[Start of section]
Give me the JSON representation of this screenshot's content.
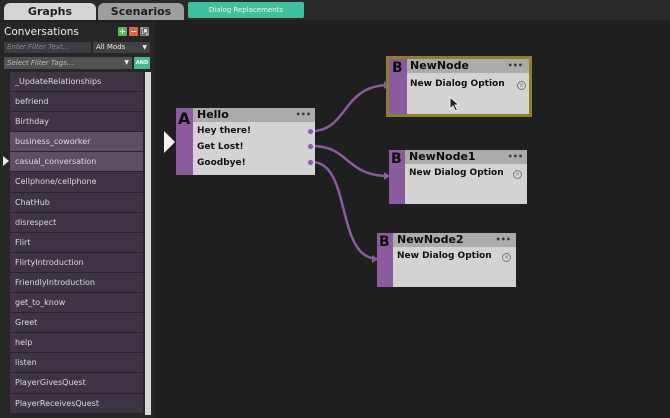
{
  "tabs": {
    "graphs": "Graphs",
    "scenarios": "Scenarios",
    "dialog_replacements": "Dialog Replacements"
  },
  "sidebar": {
    "title": "Conversations",
    "add_icon": "+",
    "remove_icon": "−",
    "filter_placeholder": "Enter Filter Text...",
    "mods_value": "All Mods",
    "tags_placeholder": "Select Filter Tags...",
    "and_label": "AND",
    "items": [
      "_UpdateRelationships",
      "befriend",
      "Birthday",
      "business_coworker",
      "casual_conversation",
      "Cellphone/cellphone",
      "ChatHub",
      "disrespect",
      "Flirt",
      "FlirtyIntroduction",
      "FriendlyIntroduction",
      "get_to_know",
      "Greet",
      "help",
      "listen",
      "PlayerGivesQuest",
      "PlayerReceivesQuest"
    ],
    "selected_index": 4
  },
  "graph": {
    "node_a": {
      "letter": "A",
      "title": "Hello",
      "dots": "•••",
      "options": [
        "Hey there!",
        "Get Lost!",
        "Goodbye!"
      ]
    },
    "node_b1": {
      "letter": "B",
      "title": "NewNode",
      "dots": "•••",
      "option": "New Dialog Option"
    },
    "node_b2": {
      "letter": "B",
      "title": "NewNode1",
      "dots": "•••",
      "option": "New Dialog Option"
    },
    "node_b3": {
      "letter": "B",
      "title": "NewNode2",
      "dots": "•••",
      "option": "New Dialog Option"
    },
    "close_glyph": "×"
  },
  "colors": {
    "accent_purple": "#8a5c9e",
    "teal": "#3fbf9b",
    "selected_border": "#8e7e2e",
    "canvas": "#1f1f1f"
  }
}
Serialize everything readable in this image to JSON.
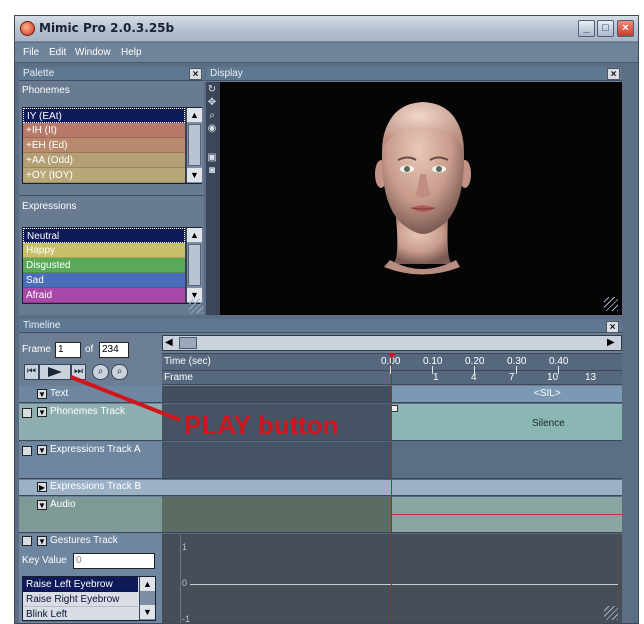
{
  "window": {
    "title": "Mimic Pro 2.0.3.25b",
    "buttons": {
      "minimize": "_",
      "maximize": "□",
      "close": "×"
    }
  },
  "menu": [
    "File",
    "Edit",
    "Window",
    "Help"
  ],
  "palette": {
    "title": "Palette",
    "phonemes_label": "Phonemes",
    "phonemes": [
      {
        "label": "IY (EAt)",
        "color": "#0e1a5a"
      },
      {
        "label": "+IH (It)",
        "color": "#b9796a"
      },
      {
        "label": "+EH (Ed)",
        "color": "#b9896e"
      },
      {
        "label": "+AA (Odd)",
        "color": "#b4a074"
      },
      {
        "label": "+OY (tOY)",
        "color": "#b8a878"
      }
    ],
    "expressions_label": "Expressions",
    "expressions": [
      {
        "label": "Neutral",
        "color": "#0e1a5a"
      },
      {
        "label": "Happy",
        "color": "#c9c06a"
      },
      {
        "label": "Disgusted",
        "color": "#58a958"
      },
      {
        "label": "Sad",
        "color": "#4a6fb8"
      },
      {
        "label": "Afraid",
        "color": "#a848a8"
      }
    ]
  },
  "display": {
    "title": "Display",
    "tools": [
      "rotate-icon",
      "pan-icon",
      "zoom-icon",
      "target-icon",
      "camera-icon",
      "reset-icon"
    ]
  },
  "timeline": {
    "title": "Timeline",
    "frame_label": "Frame",
    "frame_value": "1",
    "of_label": "of",
    "total_frames": "234",
    "time_label": "Time (sec)",
    "frame_row_label": "Frame",
    "time_ticks": [
      "0.00",
      "0.10",
      "0.20",
      "0.30",
      "0.40"
    ],
    "frame_ticks": [
      "1",
      "4",
      "7",
      "10",
      "13",
      "1"
    ],
    "tracks": {
      "text": "Text",
      "phonemes": "Phonemes Track",
      "expressions_a": "Expressions Track A",
      "expressions_b": "Expressions Track B",
      "audio": "Audio",
      "gestures": "Gestures Track"
    },
    "text_value": "<SIL>",
    "phoneme_value": "Silence",
    "key_value_label": "Key Value",
    "key_value": "0",
    "gestures": [
      "Raise Left Eyebrow",
      "Raise Right Eyebrow",
      "Blink Left"
    ],
    "graph_labels": [
      "1",
      "0",
      "-1"
    ]
  },
  "annotation": {
    "text": "PLAY button",
    "color": "#d0161c"
  }
}
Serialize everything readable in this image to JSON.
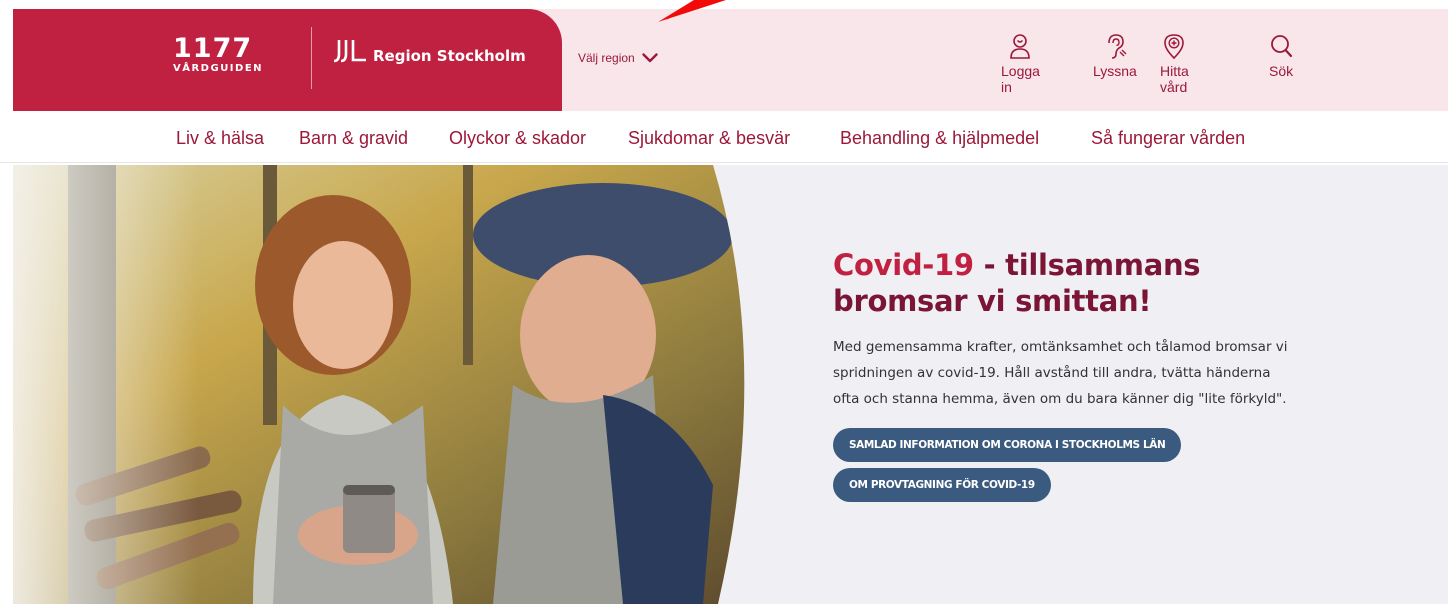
{
  "header": {
    "logo_1177": {
      "number": "1177",
      "subtitle": "VÅRDGUIDEN"
    },
    "logo_region": {
      "text": "Region Stockholm"
    },
    "region_select": "Välj region",
    "tools": {
      "login": "Logga in",
      "listen": "Lyssna",
      "find_care": "Hitta vård",
      "search": "Sök"
    }
  },
  "nav": {
    "items": [
      {
        "label": "Liv & hälsa"
      },
      {
        "label": "Barn & gravid"
      },
      {
        "label": "Olyckor & skador"
      },
      {
        "label": "Sjukdomar & besvär"
      },
      {
        "label": "Behandling & hjälpmedel"
      },
      {
        "label": "Så fungerar vården"
      }
    ]
  },
  "hero": {
    "title_highlight": "Covid-19",
    "title_rest": " - tillsammans bromsar vi smittan!",
    "body": "Med gemensamma krafter, omtänksamhet och tålamod bromsar vi spridningen av covid-19. Håll avstånd till andra, tvätta händerna ofta och stanna hemma, även om du bara känner dig \"lite förkyld\".",
    "button_primary": "SAMLAD INFORMATION OM CORONA I STOCKHOLMS LÄN",
    "button_secondary": "OM PROVTAGNING FÖR COVID-19"
  },
  "colors": {
    "brand_red": "#c12141",
    "brand_dark": "#7b1535",
    "header_pink": "#f9e6ea",
    "button_blue": "#3b5a7f",
    "annotation_arrow": "#f20a0a"
  }
}
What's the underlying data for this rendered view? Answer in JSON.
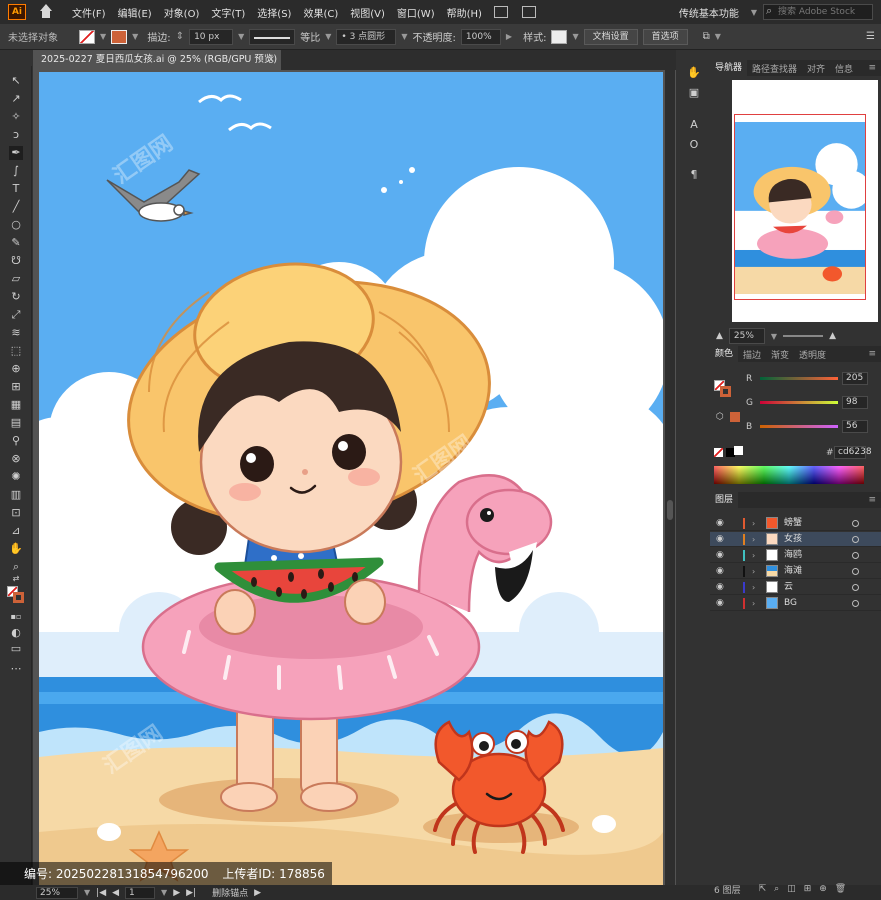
{
  "app": {
    "logo": "Ai"
  },
  "menu": [
    "文件(F)",
    "编辑(E)",
    "对象(O)",
    "文字(T)",
    "选择(S)",
    "效果(C)",
    "视图(V)",
    "窗口(W)",
    "帮助(H)"
  ],
  "workspace": {
    "name": "传统基本功能",
    "search_placeholder": "搜索 Adobe Stock"
  },
  "control": {
    "selection": "未选择对象",
    "stroke_label": "描边:",
    "stroke_value": "10 px",
    "stroke_profile": "等比",
    "brush": "3 点圆形",
    "opacity_label": "不透明度:",
    "opacity_value": "100%",
    "style_label": "样式:",
    "doc_setup": "文档设置",
    "prefs": "首选项",
    "stroke_color": "#cd6238"
  },
  "document": {
    "tab_title": "2025-0227 夏日西瓜女孩.ai @ 25% (RGB/GPU 预览)",
    "close": "×"
  },
  "status": {
    "zoom": "25%",
    "page": "1",
    "tool_hint": "删除锚点"
  },
  "info_bar": {
    "id_label": "编号:",
    "id": "20250228131854796200",
    "uploader_label": "上传者ID:",
    "uploader_id": "178856"
  },
  "watermark": "汇图网",
  "navigator": {
    "tabs": [
      "导航器",
      "路径查找器",
      "对齐",
      "信息"
    ],
    "zoom": "25%"
  },
  "color": {
    "tabs": [
      "颜色",
      "描边",
      "渐变",
      "透明度"
    ],
    "r": {
      "label": "R",
      "value": "205"
    },
    "g": {
      "label": "G",
      "value": "98"
    },
    "b": {
      "label": "B",
      "value": "56"
    },
    "hex_label": "#",
    "hex": "cd6238"
  },
  "layers": {
    "title": "图层",
    "items": [
      {
        "name": "螃蟹",
        "color": "#e05a30",
        "selected": false
      },
      {
        "name": "女孩",
        "color": "#e08020",
        "selected": true
      },
      {
        "name": "海鸥",
        "color": "#40c0c0",
        "selected": false
      },
      {
        "name": "海滩",
        "color": "#111111",
        "selected": false
      },
      {
        "name": "云",
        "color": "#3a3acc",
        "selected": false
      },
      {
        "name": "BG",
        "color": "#d03030",
        "selected": false
      }
    ],
    "count": "6 图层"
  }
}
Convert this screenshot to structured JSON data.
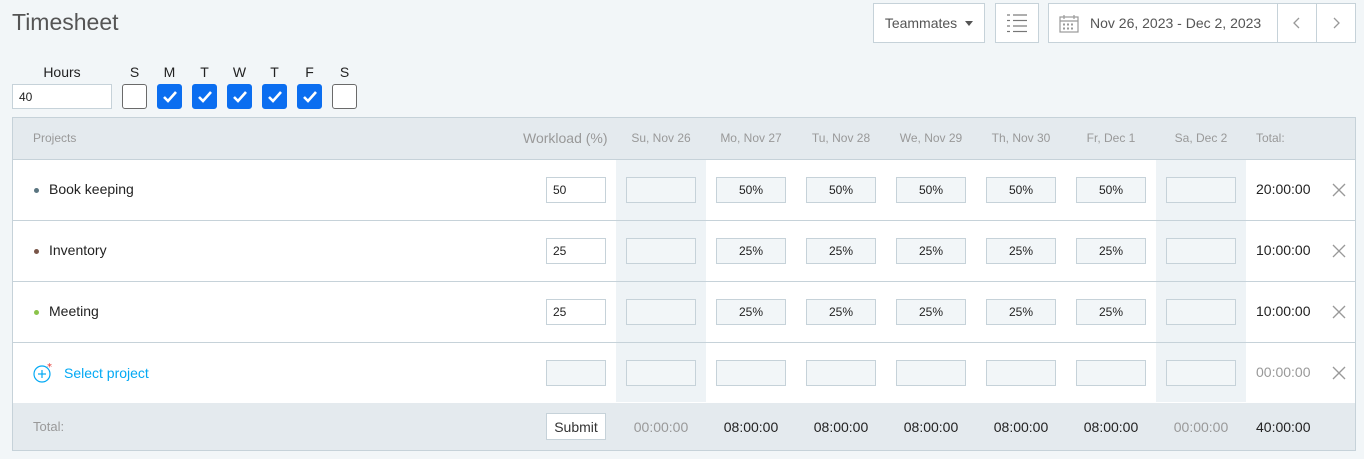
{
  "title": "Timesheet",
  "toolbar": {
    "teammates_label": "Teammates",
    "date_range": "Nov 26, 2023 - Dec 2, 2023"
  },
  "settings": {
    "hours_label": "Hours",
    "hours_value": "40",
    "days": [
      {
        "letter": "S",
        "checked": false
      },
      {
        "letter": "M",
        "checked": true
      },
      {
        "letter": "T",
        "checked": true
      },
      {
        "letter": "W",
        "checked": true
      },
      {
        "letter": "T",
        "checked": true
      },
      {
        "letter": "F",
        "checked": true
      },
      {
        "letter": "S",
        "checked": false
      }
    ]
  },
  "table": {
    "headers": {
      "projects": "Projects",
      "workload": "Workload (%)",
      "days": [
        "Su, Nov 26",
        "Mo, Nov 27",
        "Tu, Nov 28",
        "We, Nov 29",
        "Th, Nov 30",
        "Fr, Dec 1",
        "Sa, Dec 2"
      ],
      "total": "Total:"
    },
    "rows": [
      {
        "name": "Book keeping",
        "color": "#5a7580",
        "workload": "50",
        "days": [
          "",
          "50%",
          "50%",
          "50%",
          "50%",
          "50%",
          ""
        ],
        "total": "20:00:00"
      },
      {
        "name": "Inventory",
        "color": "#795548",
        "workload": "25",
        "days": [
          "",
          "25%",
          "25%",
          "25%",
          "25%",
          "25%",
          ""
        ],
        "total": "10:00:00"
      },
      {
        "name": "Meeting",
        "color": "#8bc34a",
        "workload": "25",
        "days": [
          "",
          "25%",
          "25%",
          "25%",
          "25%",
          "25%",
          ""
        ],
        "total": "10:00:00"
      }
    ],
    "new_row": {
      "select_label": "Select project",
      "total": "00:00:00"
    },
    "footer": {
      "total_label": "Total:",
      "submit_label": "Submit",
      "days": [
        "00:00:00",
        "08:00:00",
        "08:00:00",
        "08:00:00",
        "08:00:00",
        "08:00:00",
        "00:00:00"
      ],
      "total": "40:00:00"
    }
  },
  "colors": {
    "accent": "#03a9f4",
    "checkbox": "#0b6ef0",
    "border": "#c6d2d9",
    "header_bg": "#e4eaee"
  }
}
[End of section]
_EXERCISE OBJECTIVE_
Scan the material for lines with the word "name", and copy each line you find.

_TASK RESULT_
    "name": "传统基本功能",
        "name": "螃蟹",
        "name": "女孩",
        "name": "海鸥",
        "name": "海滩",
        "name": "云",
        "name": "BG",
        "name": "Book keeping",
        "name": "Inventory",
        "name": "Meeting",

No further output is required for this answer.